"Our results show for the first time, that we could elicit a potent and stable anti-tumor immune response in the brains of rats bearing large GBM tumors," Castro said. "In these pre-clinical studies, combined gene therapy treatment with RAdTK and RAdFlt3L dramatically increased survival, without adverse immune reactions in the brain."

Kelli Hanley | EurekAlert!
Further information:
http://www.cshs.org
http://www.csmc.edu

More articles from Life Sciences:

nachricht Research team of the HAW Hamburg reanimated ancestral microbe from the depth of the earth
01.03.2017 | Hochschule für Angewandte Wissenschaften Hamburg

nachricht Researchers Imitate Molecular Crowding in Cells
01.03.2017 | Universität Basel

All articles from Life Sciences >>>

The most recent press releases about innovation >>>

Die letzten 5 Focus-News des innovations-reports im Überblick:
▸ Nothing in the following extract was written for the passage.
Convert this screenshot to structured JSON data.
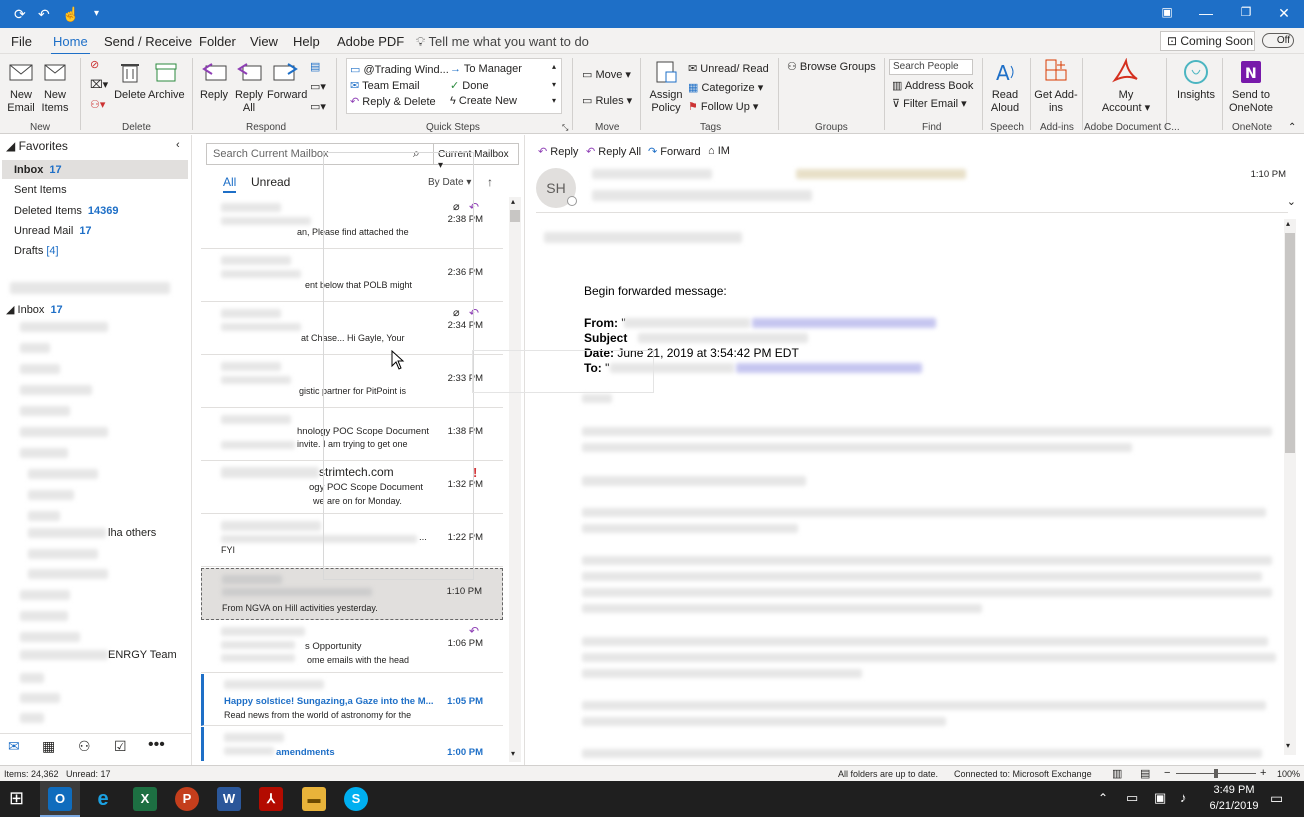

Im Focus: Researchers Imitate Molecular Crowding in Cells

Enzymes behave differently in a test tube compared with the molecular scrum of a living cell. Chemists from the University of Basel have now been able to simulate these confined natural conditions in artificial vesicles for the first time. As reported in the academic journal Small, the results are offering better insight into the development of nanoreactors and artificial organelles.

Enzymes behave differently in a test tube compared with the molecular scrum of a living cell. Chemists from the University of Basel have now been able to...

Im Focus: Safe glide at total engine failure with ELA-inside

On January 15, 2009, Chesley B. Sullenberger was celebrated world-wide: after the two engines had failed due to bird strike, he and his flight crew succeeded after a glide flight with an Airbus A320 in ditching on the Hudson River. All 155 people on board were saved.

On January 15, 2009, Chesley B. Sullenberger was celebrated world-wide: after the two engines had failed due to bird strike, he and his flight crew succeeded...

Im Focus: Breakthrough with a chain of gold atoms

In the field of nanoscience, an international team of physicists with participants from Konstanz has achieved a breakthrough in understanding heat transport

In the field of nanoscience, an international team of physicists with participants from Konstanz has achieved a breakthrough in understanding heat transport

Im Focus: DNA repair: a new letter in the cell alphabet

Results reveal how discoveries may be hidden in scientific “blind spots”

Cells need to repair damaged DNA in our genes to prevent the development of cancer and other diseases. Our cells therefore activate and send “repair-proteins”...

Im Focus: Dresdner scientists print tomorrow’s world

The Fraunhofer IWS Dresden and Technische Universität Dresden inaugurated their jointly operated Center for Additive Manufacturing Dresden (AMCD) with a festive ceremony on February 7, 2017. Scientists from various disciplines perform research on materials, additive manufacturing processes and innovative technologies, which build up components in a layer by layer process. This technology opens up new horizons for component design and combinations of functions. For example during fabrication, electrical conductors and sensors are already able to be additively manufactured into components. They provide information about stress conditions of a product during operation.

The 3D-printing technology, or additive manufacturing as it is often called, has long made the step out of scientific research laboratories into industrial...

All Focus news of the innovation-report >>>

Anzeige

Anzeige

Event News

Booth and panel discussion – The Lindau Nobel Laureate Meetings at the AAAS 2017 Annual Meeting

13.02.2017 | Event News

Complex Loading versus Hidden Reserves

10.02.2017 | Event News

International Conference on Crystal Growth in Freiburg

09.02.2017 | Event News

 
Latest News

A better way to measure the stiffness of cancer cells

01.03.2017 | Health and Medicine

Exploring the mysteries of supercooled water

01.03.2017 | Physics and Astronomy

Research team of the HAW Hamburg reanimated ancestral microbe from the depth of the earth

01.03.2017 | Life Sciences

VideoLinks
B2B-VideoLinks
More VideoLinks >>>